Fresh wild Alaska sockeye salmon for sale in Anchorage. Photo by Margaret Bauman for The Cordova Times

Timing is critical as seafood processors need to obtain financing for the 2024 season

Alaska legislators are asking the U.S. Department of Agriculture (USDA) to act expeditiously on an Alaska Seafood Marketing Institute (ASMI) request to purchase more wild Alaska salmon products. 

“It’s a timing request to purchase more Alaska seafood through USDA Section 32, a program to support prices of commodities in surplus by purchasing them in the marketplace and distributing them to fill domestic needs,” said Bruce Schactler, the food aid program and development director for ASMI.  

These purchases are badly needed to help stabilize market conditions and decrease inventories prior to the 2024 fishing season, legislators told Agriculture Secretary Tom Vilsack in a letter on Jan. 26. 

“Timing is critical as seafood processors will soon be attempting to obtain financing for the 2024 pack,” they wrote in the letter. “USDA purchases are critical in helping to support market prices, which are the linchpin of the entire U.S. seafood supply chain. Your purchases not only benefit American consumers, but our seafood industry, which provides more direct jobs than any other industry in our state.” 

Schactler — who put in ASMI’s request for USDA to purchase more seafood harvested in Alaska in October — agreed “it’s a timing thing.”  

“It took them six months last year,” he said. “Section 32 is to help balance supply and demand, increase domestic consumption and help people who need food. We always would like them to buy more.” 

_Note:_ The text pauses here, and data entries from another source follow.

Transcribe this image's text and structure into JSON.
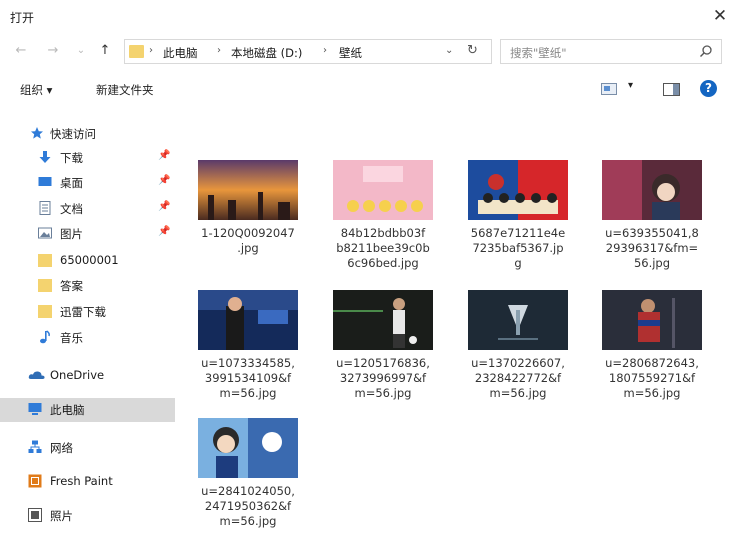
{
  "window": {
    "title": "打开",
    "close_glyph": "✕"
  },
  "nav_buttons": {
    "back": "←",
    "forward": "→",
    "recent": "⌄",
    "up": "↑"
  },
  "address": {
    "crumbs": [
      "此电脑",
      "本地磁盘 (D:)",
      "壁纸"
    ],
    "separator": "›",
    "dropdown_glyph": "⌄",
    "refresh_glyph": "↻"
  },
  "search": {
    "placeholder": "搜索\"壁纸\""
  },
  "toolbar": {
    "organize": "组织 ▾",
    "new_folder": "新建文件夹",
    "view_dropdown": "▾",
    "help": "?"
  },
  "sidebar": {
    "items": [
      {
        "label": "快速访问",
        "icon": "star-icon",
        "color": "#2f7bd8"
      },
      {
        "label": "下载",
        "icon": "download-icon",
        "color": "#2f7bd8",
        "pinned": true
      },
      {
        "label": "桌面",
        "icon": "desktop-icon",
        "color": "#2f7bd8",
        "pinned": true
      },
      {
        "label": "文档",
        "icon": "document-icon",
        "color": "#6a7f9a",
        "pinned": true
      },
      {
        "label": "图片",
        "icon": "pictures-icon",
        "color": "#6a7f9a",
        "pinned": true
      },
      {
        "label": "65000001",
        "icon": "folder-icon",
        "color": "#f4d36f"
      },
      {
        "label": "答案",
        "icon": "folder-icon",
        "color": "#f4d36f"
      },
      {
        "label": "迅雷下载",
        "icon": "folder-icon",
        "color": "#f4d36f"
      },
      {
        "label": "音乐",
        "icon": "music-icon",
        "color": "#2f7bd8"
      },
      {
        "label": "OneDrive",
        "icon": "cloud-icon",
        "color": "#2f6db5"
      },
      {
        "label": "此电脑",
        "icon": "computer-icon",
        "color": "#2f7bd8",
        "selected": true
      },
      {
        "label": "网络",
        "icon": "network-icon",
        "color": "#2f7bd8"
      },
      {
        "label": "Fresh Paint",
        "icon": "fresh-paint-icon",
        "color": "#e07b1a"
      },
      {
        "label": "照片",
        "icon": "photos-icon",
        "color": "#555555"
      }
    ],
    "pin_glyph": "📌"
  },
  "files": [
    {
      "name": "1-120Q0092047.jpg",
      "lines": [
        "1-120Q0092047",
        ".jpg"
      ]
    },
    {
      "name": "84b12bdbb03fb8211bee39c0b6c96bed.jpg",
      "lines": [
        "84b12bdbb03f",
        "b8211bee39c0b",
        "6c96bed.jpg"
      ]
    },
    {
      "name": "5687e71211e4e7235baf5367.jpg",
      "lines": [
        "5687e71211e4e",
        "7235baf5367.jp",
        "g"
      ]
    },
    {
      "name": "u=639355041,829396317&fm=56.jpg",
      "lines": [
        "u=639355041,8",
        "29396317&fm=",
        "56.jpg"
      ]
    },
    {
      "name": "u=1073334585,3991534109&fm=56.jpg",
      "lines": [
        "u=1073334585,",
        "3991534109&f",
        "m=56.jpg"
      ]
    },
    {
      "name": "u=1205176836,3273996997&fm=56.jpg",
      "lines": [
        "u=1205176836,",
        "3273996997&f",
        "m=56.jpg"
      ]
    },
    {
      "name": "u=1370226607,2328422772&fm=56.jpg",
      "lines": [
        "u=1370226607,",
        "2328422772&f",
        "m=56.jpg"
      ]
    },
    {
      "name": "u=2806872643,1807559271&fm=56.jpg",
      "lines": [
        "u=2806872643,",
        "1807559271&f",
        "m=56.jpg"
      ]
    },
    {
      "name": "u=2841024050,2471950362&fm=56.jpg",
      "lines": [
        "u=2841024050,",
        "2471950362&f",
        "m=56.jpg"
      ]
    }
  ]
}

The focus of this request to Vilsack is on purchasing fillets of sockeye, keta and pink salmon and canned pinks, Schactler said.  

“Once they decide to go into action, they figure out how much they are going to buy, where it is going to go and when and they put out a competitive bid,” he said. 

Twenty-six members of the Alaska House of Representatives and all 20 members of the Alaska Senate signed on to the letter to Vilsack, saying these purchases are invaluable in supporting Alaska fishermen, processors and coastal communities trying to navigate through very unfavorable global marketing conditions. They noted that Russian sourced fish reprocessed in China has flooded domestic markets at low prices.  

While the recent U.S. Executive Order 14068 banning import of seafood caught in Russia or elsewhere by Russian fishermen is set to go into effect in mid-February, seafood processors have been forced to sell into the depressed market to further avoid expensive holding costs. This is having an adverse ripple effect back to Alaska fishermen, processors and fishing communities and causing constriction of the overall industry, legislators said. 

Along with following through on U.S. seafood purchase commitments, as soon as possible is the most direct and timely way to support the Alaska seafood industry in these challenging times, legislators said. They also are seeking additional measures at USDA that could serve to support the seafood industry.   

The legislators noted that seafood is currently not integrated into many USDA policies or programs designed to ensure domestic food security, supply chain integrity and support for domestic harvesting and processing businesses, at the same level as terrestrial sources of protein. 

They urged Vilsack’s leadership in integrating U.S. seafood production into national food policy strategies and all USDA programs designed to support America’s food production.

This story originally ran in the Feb. 9 issue of The Cordova Times.